Well the arctic blast has officially hit Chicago and I am slowly coming out of denial that winter is on the way. While it isn’t super chilly yet, that first blast of cold always feels frigid. Last night as we went for a walk in a cool 39°F I remarked that soon we would consider this a heat wave. Ugh, I am not quite ready for that!
Winter always leaves me feeling a bit lethargic. I am a bit more reluctant to leave my warm bed in the morning and I usually feel ready for a nap in the afternoon. As the cold closes in we are all less likely to head outside for walks and other activities. Living in the Midwest during the winter can be difficult because once that snow starts to pile up, it becomes a bit of a pain in the you know what to do outdoor activities.
There of course is always the gym, but sometimes the thought of taking the time to head out there seems like a big ordeal. Factoring in time to and from the gym makes schedules a bit more tricky. Let’s face it, all of these reasons become perfect excuses to fall out of your running or workout routine. It becomes pretty easy to end up in winter hibernation.

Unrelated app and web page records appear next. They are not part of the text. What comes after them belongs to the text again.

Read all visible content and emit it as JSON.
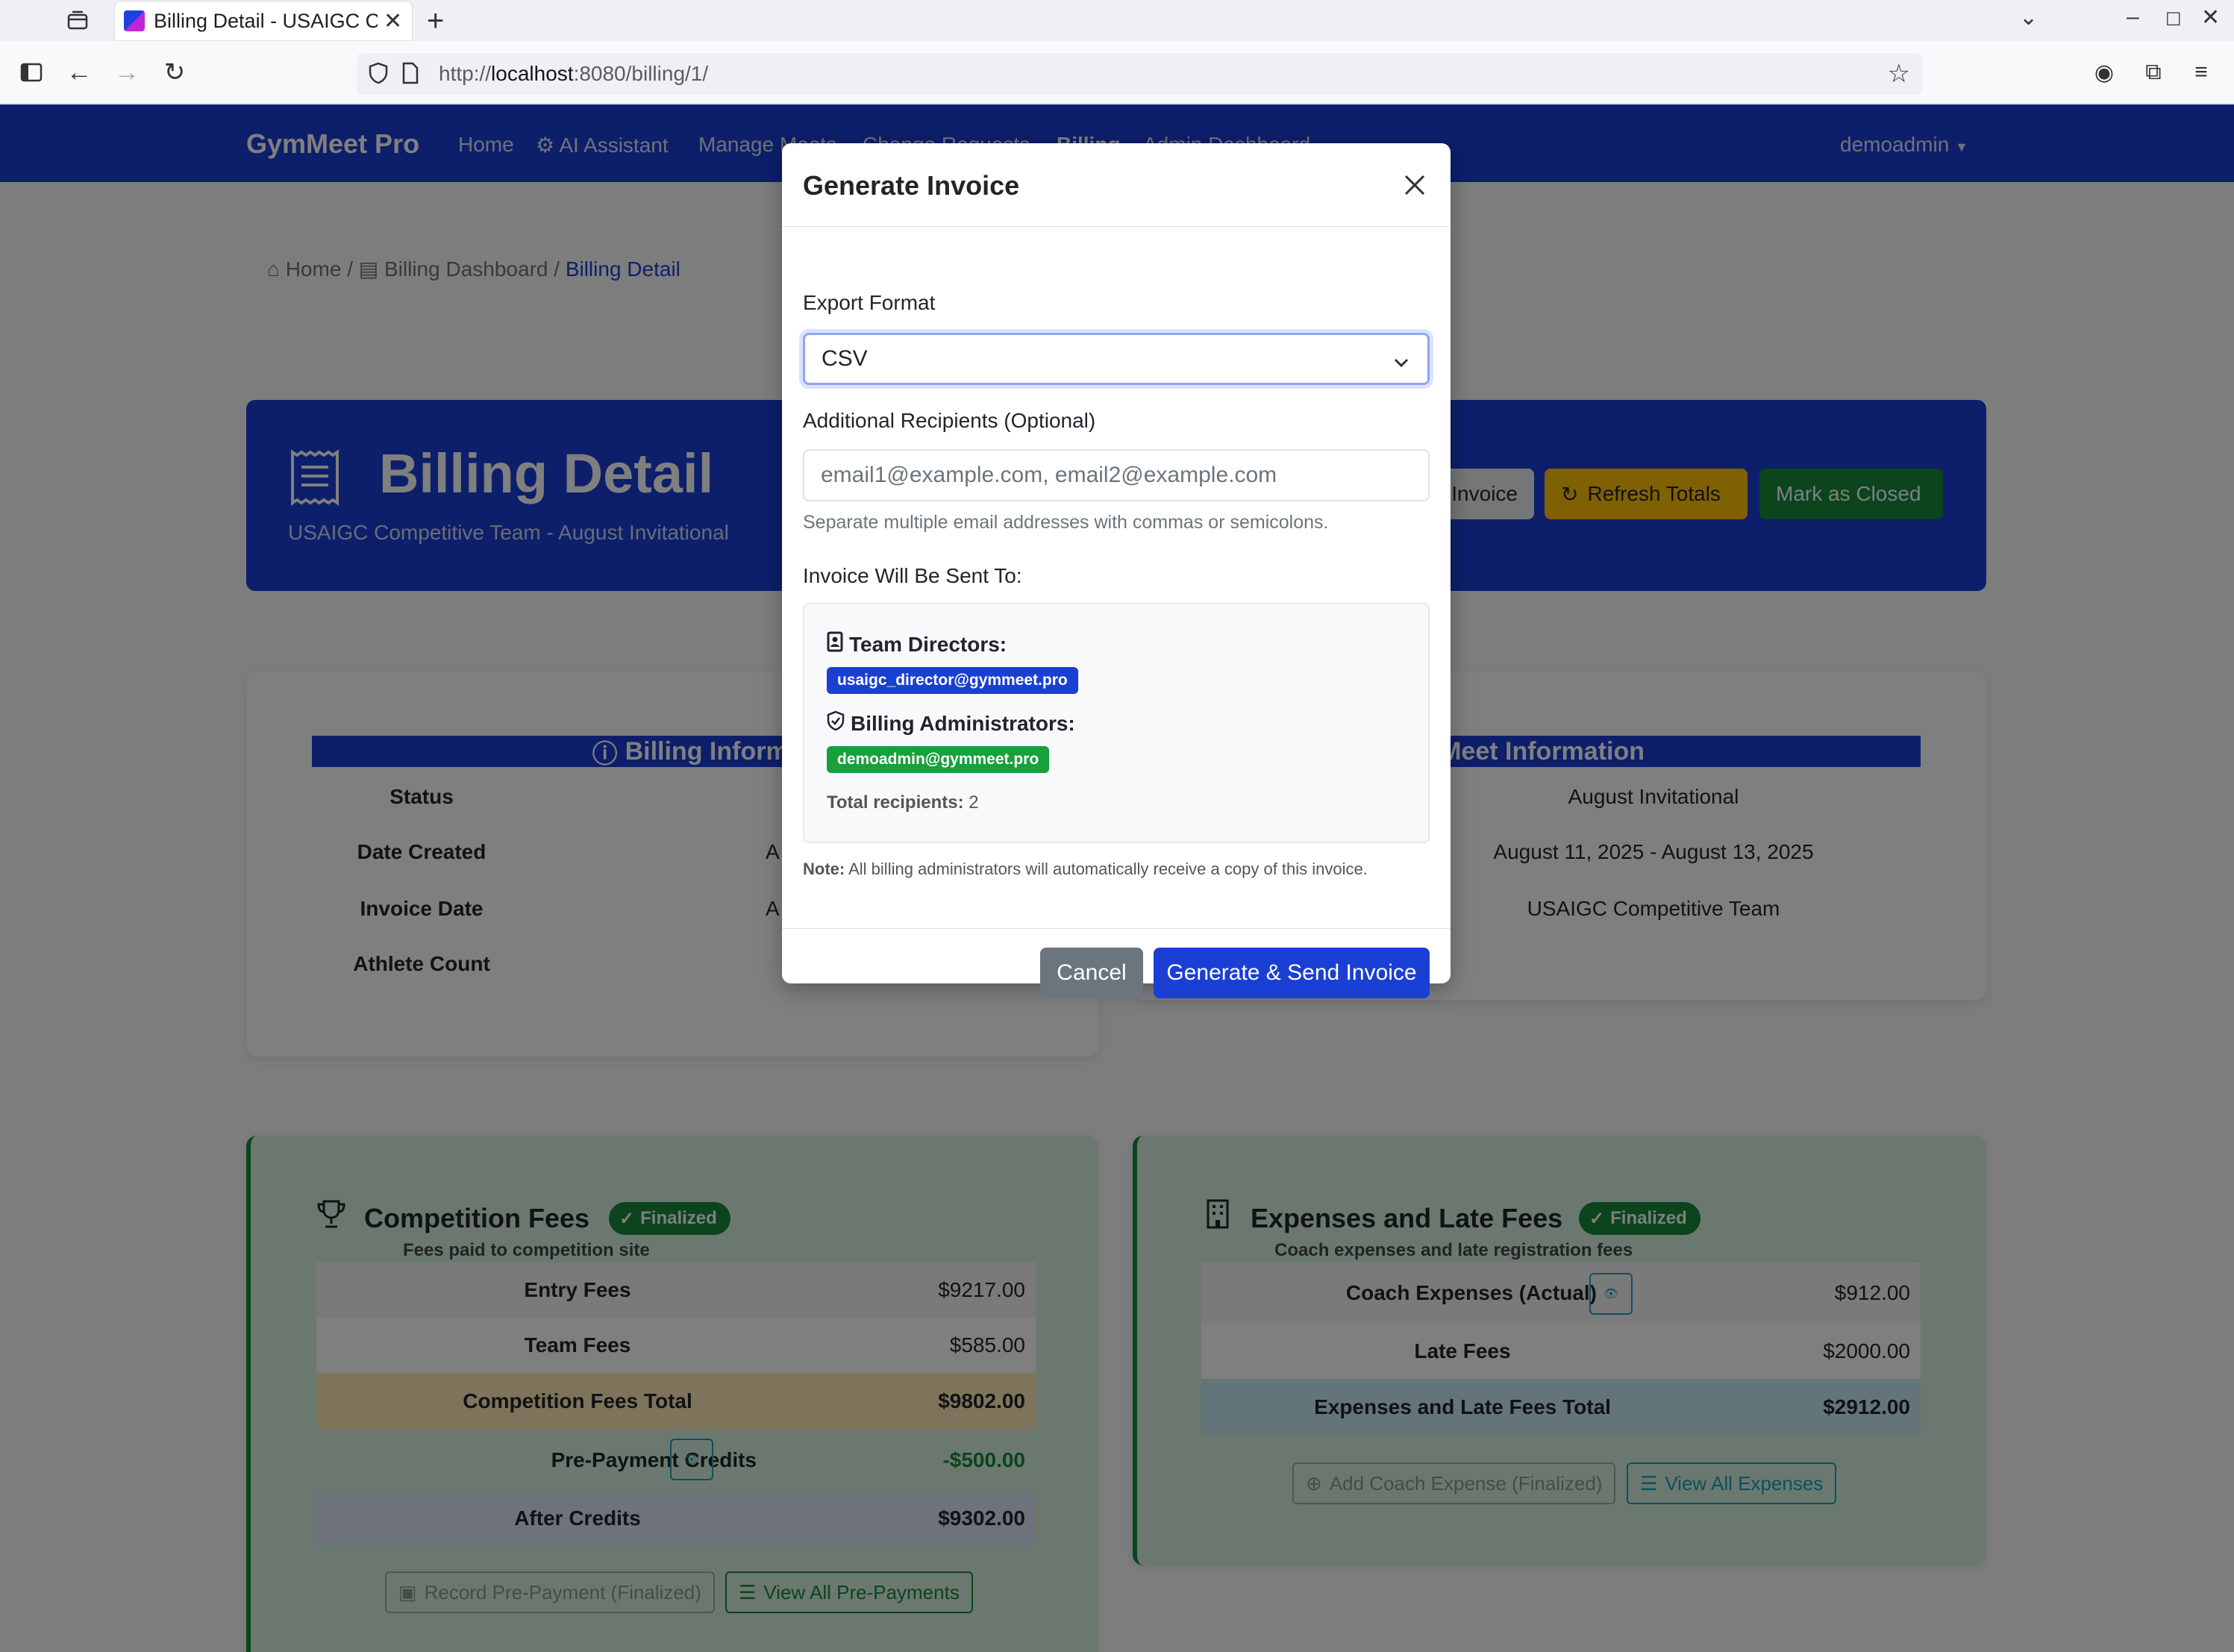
{
  "browser": {
    "tab_title": "Billing Detail - USAIGC Co",
    "url_prefix": "http://",
    "url_host": "localhost",
    "url_rest": ":8080/billing/1/"
  },
  "nav": {
    "brand": "GymMeet Pro",
    "links": [
      "Home",
      "AI Assistant",
      "Manage Meets",
      "Change Requests",
      "Billing",
      "Admin Dashboard"
    ],
    "user": "demoadmin"
  },
  "breadcrumb": {
    "home": "Home",
    "dashboard": "Billing Dashboard",
    "current": "Billing Detail"
  },
  "hero": {
    "title": "Billing Detail",
    "subtitle": "USAIGC Competitive Team - August Invitational",
    "buttons": {
      "invoice": "Invoice",
      "refresh": "Refresh Totals",
      "close": "Mark as Closed"
    }
  },
  "billing_info": {
    "heading": "Billing Informati",
    "labels": [
      "Status",
      "Date Created",
      "Invoice Date",
      "Athlete Count"
    ],
    "partial_values": [
      "A",
      "A"
    ]
  },
  "meet_info": {
    "heading": "Meet Information",
    "values": [
      "August Invitational",
      "August 11, 2025 - August 13, 2025",
      "USAIGC Competitive Team"
    ]
  },
  "competition_fees": {
    "title": "Competition Fees",
    "badge": "Finalized",
    "subtitle": "Fees paid to competition site",
    "rows": [
      {
        "label": "Entry Fees",
        "value": "$9217.00"
      },
      {
        "label": "Team Fees",
        "value": "$585.00"
      },
      {
        "label": "Competition Fees Total",
        "value": "$9802.00"
      },
      {
        "label": "Pre-Payment Credits",
        "value": "-$500.00"
      },
      {
        "label": "After Credits",
        "value": "$9302.00"
      }
    ],
    "buttons": {
      "record": "Record Pre-Payment (Finalized)",
      "view": "View All Pre-Payments"
    }
  },
  "expenses": {
    "title": "Expenses and Late Fees",
    "badge": "Finalized",
    "subtitle": "Coach expenses and late registration fees",
    "rows": [
      {
        "label": "Coach Expenses (Actual)",
        "value": "$912.00"
      },
      {
        "label": "Late Fees",
        "value": "$2000.00"
      },
      {
        "label": "Expenses and Late Fees Total",
        "value": "$2912.00"
      }
    ],
    "buttons": {
      "add": "Add Coach Expense (Finalized)",
      "view": "View All Expenses"
    }
  },
  "modal": {
    "title": "Generate Invoice",
    "format_label": "Export Format",
    "format_value": "CSV",
    "recipients_label": "Additional Recipients (Optional)",
    "recipients_placeholder": "email1@example.com, email2@example.com",
    "help_text": "Separate multiple email addresses with commas or semicolons.",
    "sent_to_label": "Invoice Will Be Sent To:",
    "directors_label": "Team Directors:",
    "director_email": "usaigc_director@gymmeet.pro",
    "admins_label": "Billing Administrators:",
    "admin_email": "demoadmin@gymmeet.pro",
    "total_label": "Total recipients:",
    "total_value": "2",
    "note_label": "Note:",
    "note_text": "All billing administrators will automatically receive a copy of this invoice.",
    "cancel": "Cancel",
    "submit": "Generate & Send Invoice"
  },
  "colors": {
    "primary": "#1a3fd4",
    "success": "#17893a",
    "warning": "#ffc107",
    "secondary": "#6c757d"
  }
}
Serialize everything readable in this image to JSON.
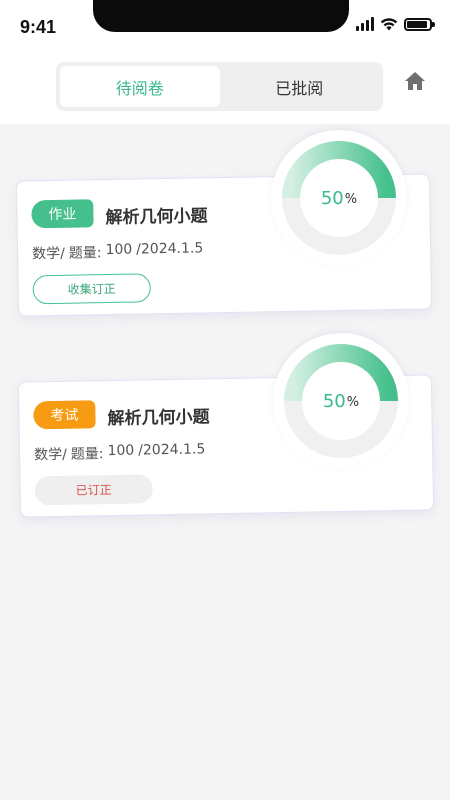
{
  "status_bar": {
    "time": "9:41"
  },
  "tabs": [
    {
      "label": "待阅卷",
      "active": true
    },
    {
      "label": "已批阅",
      "active": false
    }
  ],
  "header": {
    "home_icon": "home-icon"
  },
  "colors": {
    "accent_green": "#3cb88b",
    "badge_green": "#45c08c",
    "badge_orange": "#f79c12",
    "status_red": "#d9534f"
  },
  "cards": [
    {
      "badge": "作业",
      "badge_color": "green",
      "title": "解析几何小题",
      "subject": "数学/",
      "count_label": "题量:",
      "count": "100",
      "date": "/2024.1.5",
      "button_label": "收集订正",
      "progress_value": "50",
      "progress_unit": "%",
      "progress_fraction": 0.5
    },
    {
      "badge": "考试",
      "badge_color": "orange",
      "title": "解析几何小题",
      "subject": "数学/",
      "count_label": "题量:",
      "count": "100",
      "date": "/2024.1.5",
      "button_label": "已订正",
      "progress_value": "50",
      "progress_unit": "%",
      "progress_fraction": 0.5
    }
  ]
}
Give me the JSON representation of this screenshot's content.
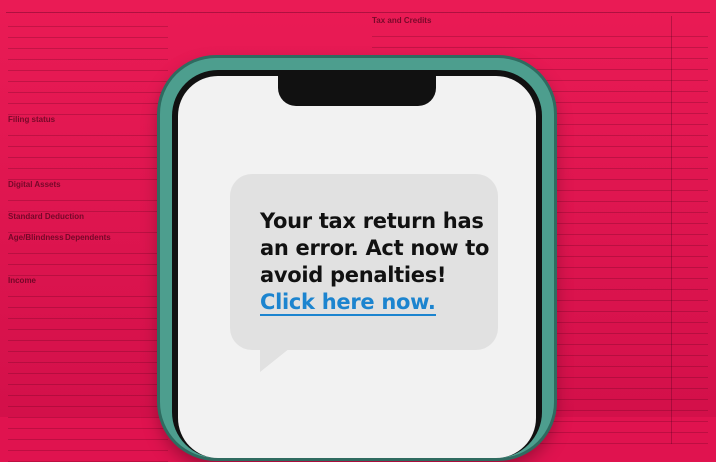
{
  "message": {
    "line1": "Your tax return has",
    "line2": "an error. Act now to",
    "line3": "avoid penalties!",
    "link": "Click here now."
  },
  "background_form": {
    "left_headers": [
      "Filing status",
      "Digital Assets",
      "Standard Deduction",
      "Age/Blindness",
      "Dependents",
      "Income"
    ],
    "right_headers": [
      "Tax and Credits"
    ]
  },
  "colors": {
    "background": "#e0134f",
    "phone_frame": "#4d9e8e",
    "bubble": "#e1e1e1",
    "link": "#1c84cf"
  }
}
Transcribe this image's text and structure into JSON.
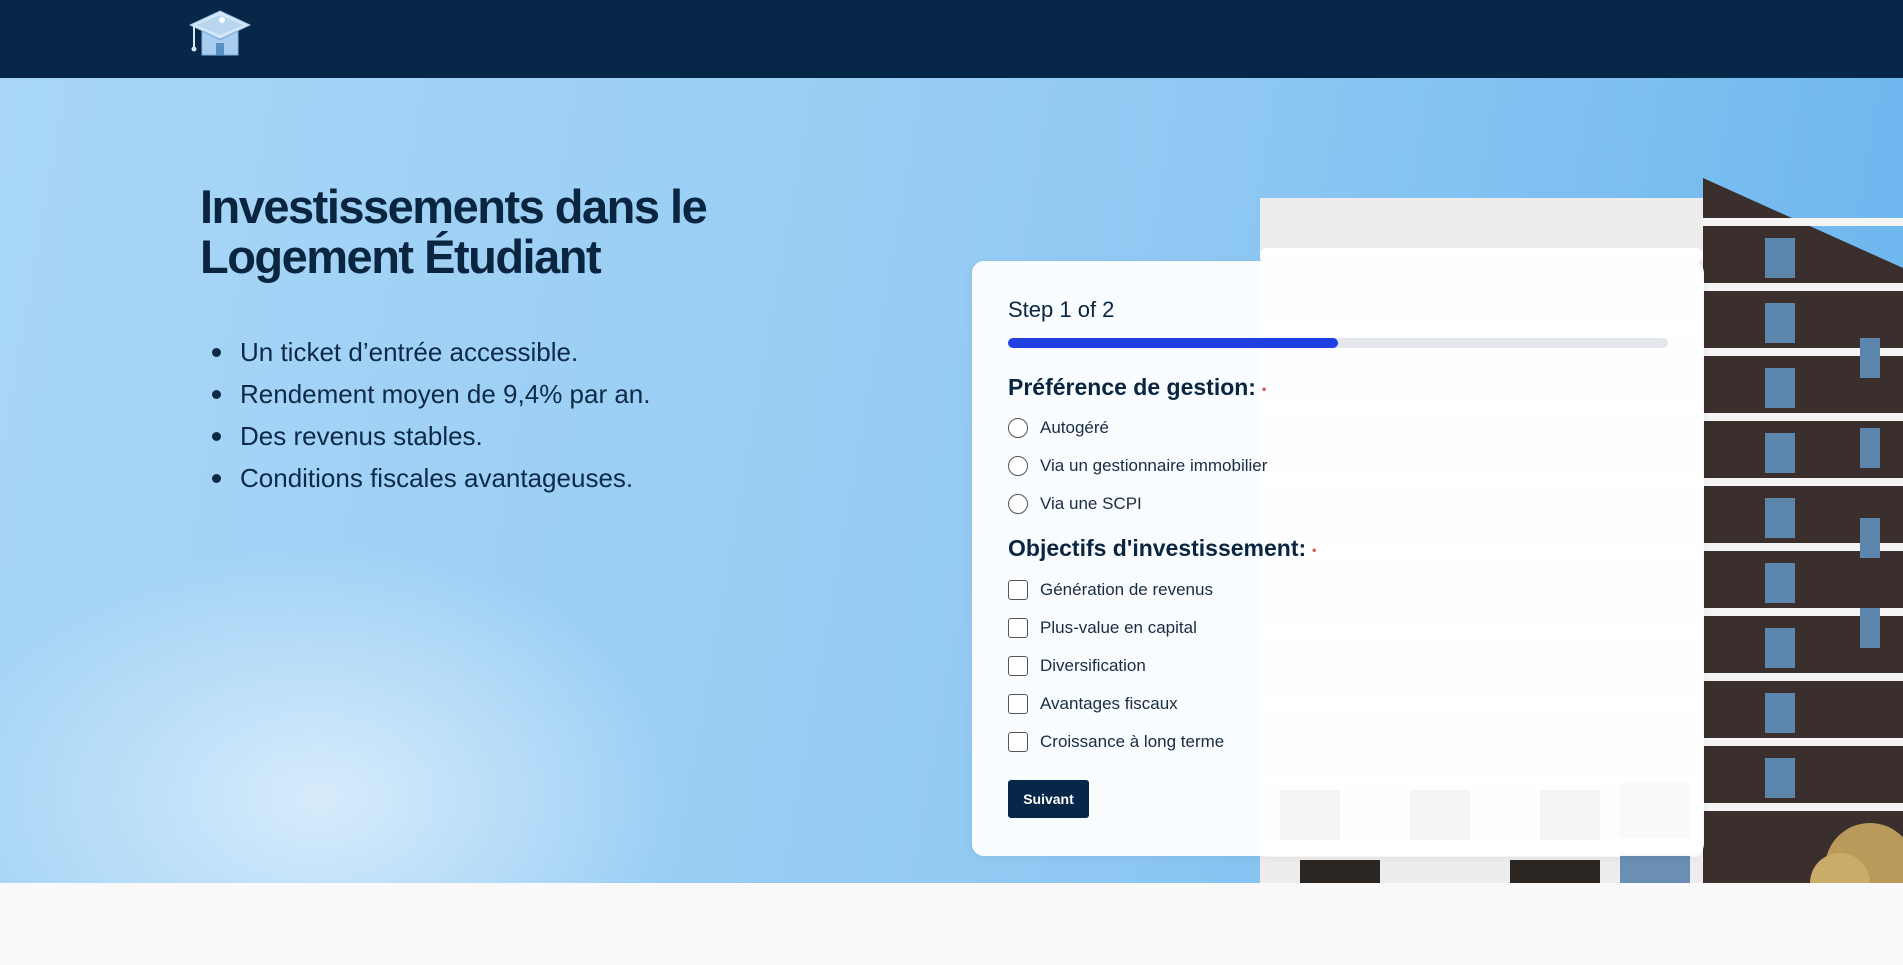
{
  "header": {
    "logo_icon": "graduation-cap-house-icon",
    "bg_color": "#062748"
  },
  "hero": {
    "title": "Investissements dans le Logement Étudiant",
    "bullets": [
      "Un ticket d’entrée accessible.",
      "Rendement moyen de 9,4% par an.",
      "Des revenus stables.",
      "Conditions fiscales avantageuses."
    ]
  },
  "form": {
    "step_label": "Step 1 of 2",
    "progress_fraction": 0.5,
    "accent_color": "#1f3fe0",
    "required_marker": "•",
    "management": {
      "title": "Préférence de gestion:",
      "options": [
        "Autogéré",
        "Via un gestionnaire immobilier",
        "Via une SCPI"
      ]
    },
    "objectives": {
      "title": "Objectifs d'investissement:",
      "options": [
        "Génération de revenus",
        "Plus-value en capital",
        "Diversification",
        "Avantages fiscaux",
        "Croissance à long terme"
      ]
    },
    "next_label": "Suivant"
  }
}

As I was working with athletes training for the Chicago Marathon I heard a lot of people tell me that the group runs were what really helped people stay accountable. For many, they felt that without those group runs it would have been easy to fall off track with their training. We spent a lot of runs discussing how many of these first time runners were struggling with staying on task. Finding time after work can be tricky and for many it was easy to make excuses later in the day and just head home where there were other priorities that also needed to be taken care of.
One athlete remarked that it is usually just getting started that is the hardest part. Getting the gumption to throw on the running clothes and actually head out the door is usually the most difficult part of just about any run. And that cold winter environment can leave you less than thrilled to get started. Personally for me that is my biggest hurdle, stepping into that chilly air.
It is important during these times to remember how great you feel during and after your runs or workouts. This athlete remarked that once she got started every run was totally worth it and not that big of a deal. This was the case even on the days when she was utterly exhausted and could barely put her shoes on, let alone get started. She said that about five minutes into each run she completely forgot how exhausted she was and started to feel great. In fact, some of those runs she dreaded the most ended up being the most enjoyable and even some of her most successful ones.
This is a great lesson to learn this time of year. I like to go by the Five Minute Rule. Tell yourself to just get out the door and get started. If in five minutes your body isn’t responding or you are still not feeling it, you can turn around and go home. However, 99.9% of the time you will forget to even look at your watch. Once you get going and your body and mind warms up, you won’t want to stop. And if you truly do want to go home, then that run wasn’t meant to be.
Some quick tips to make those cold weather runs happen:
•Plan ahead and mark your run on your schedule. If it is a morning run, lay your clothes out the night before. If you are doing an evening run, pencil it in to your schedule just like you would a meeting.
•Set out your clothes the night before or pack them in your gym or work bag. Being prepared leaves you no excuses.
•Get some fun and warm winter running gear. Feeling good in what you wear and knowing you will be warm once you get going will make everything much easier.
•Have a nice warm treat waiting for you when you are done. For me, I really look forward to a warm cup of chocolate almond milk after a chilly run. Yum!
What are your cold weather running motivators?
Have a great weekend!